Records excerpted from a collection:
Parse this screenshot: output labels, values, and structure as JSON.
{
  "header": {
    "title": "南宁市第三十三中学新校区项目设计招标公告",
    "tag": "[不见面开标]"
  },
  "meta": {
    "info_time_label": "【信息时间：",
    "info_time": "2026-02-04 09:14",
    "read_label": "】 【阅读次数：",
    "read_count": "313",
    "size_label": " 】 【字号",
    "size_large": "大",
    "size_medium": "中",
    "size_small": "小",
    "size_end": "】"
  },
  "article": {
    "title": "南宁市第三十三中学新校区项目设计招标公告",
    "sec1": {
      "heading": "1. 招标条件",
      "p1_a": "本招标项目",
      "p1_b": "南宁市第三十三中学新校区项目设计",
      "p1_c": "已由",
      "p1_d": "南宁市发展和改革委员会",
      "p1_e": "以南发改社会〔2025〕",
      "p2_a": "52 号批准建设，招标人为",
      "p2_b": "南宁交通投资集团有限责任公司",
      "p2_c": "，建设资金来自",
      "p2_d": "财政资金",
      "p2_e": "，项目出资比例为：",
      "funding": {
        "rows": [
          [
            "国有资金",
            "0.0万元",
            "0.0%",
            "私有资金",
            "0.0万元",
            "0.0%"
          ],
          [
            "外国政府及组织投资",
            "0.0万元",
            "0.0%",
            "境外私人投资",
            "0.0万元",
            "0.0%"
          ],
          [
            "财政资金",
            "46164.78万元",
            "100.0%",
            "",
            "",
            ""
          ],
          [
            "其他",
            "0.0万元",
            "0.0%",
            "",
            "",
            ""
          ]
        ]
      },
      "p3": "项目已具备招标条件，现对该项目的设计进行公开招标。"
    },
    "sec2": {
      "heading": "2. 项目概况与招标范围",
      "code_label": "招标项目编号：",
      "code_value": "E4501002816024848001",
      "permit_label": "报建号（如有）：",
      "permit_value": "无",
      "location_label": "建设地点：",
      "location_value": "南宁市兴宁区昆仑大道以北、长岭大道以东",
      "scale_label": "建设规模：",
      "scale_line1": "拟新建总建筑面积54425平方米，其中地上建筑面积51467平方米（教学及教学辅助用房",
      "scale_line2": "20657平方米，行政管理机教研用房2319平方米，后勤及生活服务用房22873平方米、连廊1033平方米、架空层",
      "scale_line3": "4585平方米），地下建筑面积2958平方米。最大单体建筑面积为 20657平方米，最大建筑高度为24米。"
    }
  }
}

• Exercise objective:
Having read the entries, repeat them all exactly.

• Your solution:
Parse this screenshot: output labels, values, and structure as JSON.
{
  "header": {
    "title": "南宁市第三十三中学新校区项目设计招标公告",
    "tag": "[不见面开标]"
  },
  "meta": {
    "info_time_label": "【信息时间：",
    "info_time": "2026-02-04 09:14",
    "read_label": "】 【阅读次数：",
    "read_count": "313",
    "size_label": " 】 【字号",
    "size_large": "大",
    "size_medium": "中",
    "size_small": "小",
    "size_end": "】"
  },
  "article": {
    "title": "南宁市第三十三中学新校区项目设计招标公告",
    "sec1": {
      "heading": "1. 招标条件",
      "p1_a": "本招标项目",
      "p1_b": "南宁市第三十三中学新校区项目设计",
      "p1_c": "已由",
      "p1_d": "南宁市发展和改革委员会",
      "p1_e": "以南发改社会〔2025〕",
      "p2_a": "52 号批准建设，招标人为",
      "p2_b": "南宁交通投资集团有限责任公司",
      "p2_c": "，建设资金来自",
      "p2_d": "财政资金",
      "p2_e": "，项目出资比例为：",
      "funding": {
        "rows": [
          [
            "国有资金",
            "0.0万元",
            "0.0%",
            "私有资金",
            "0.0万元",
            "0.0%"
          ],
          [
            "外国政府及组织投资",
            "0.0万元",
            "0.0%",
            "境外私人投资",
            "0.0万元",
            "0.0%"
          ],
          [
            "财政资金",
            "46164.78万元",
            "100.0%",
            "",
            "",
            ""
          ],
          [
            "其他",
            "0.0万元",
            "0.0%",
            "",
            "",
            ""
          ]
        ]
      },
      "p3": "项目已具备招标条件，现对该项目的设计进行公开招标。"
    },
    "sec2": {
      "heading": "2. 项目概况与招标范围",
      "code_label": "招标项目编号：",
      "code_value": "E4501002816024848001",
      "permit_label": "报建号（如有）：",
      "permit_value": "无",
      "location_label": "建设地点：",
      "location_value": "南宁市兴宁区昆仑大道以北、长岭大道以东",
      "scale_label": "建设规模：",
      "scale_line1": "拟新建总建筑面积54425平方米，其中地上建筑面积51467平方米（教学及教学辅助用房",
      "scale_line2": "20657平方米，行政管理机教研用房2319平方米，后勤及生活服务用房22873平方米、连廊1033平方米、架空层",
      "scale_line3": "4585平方米），地下建筑面积2958平方米。最大单体建筑面积为 20657平方米，最大建筑高度为24米。"
    }
  }
}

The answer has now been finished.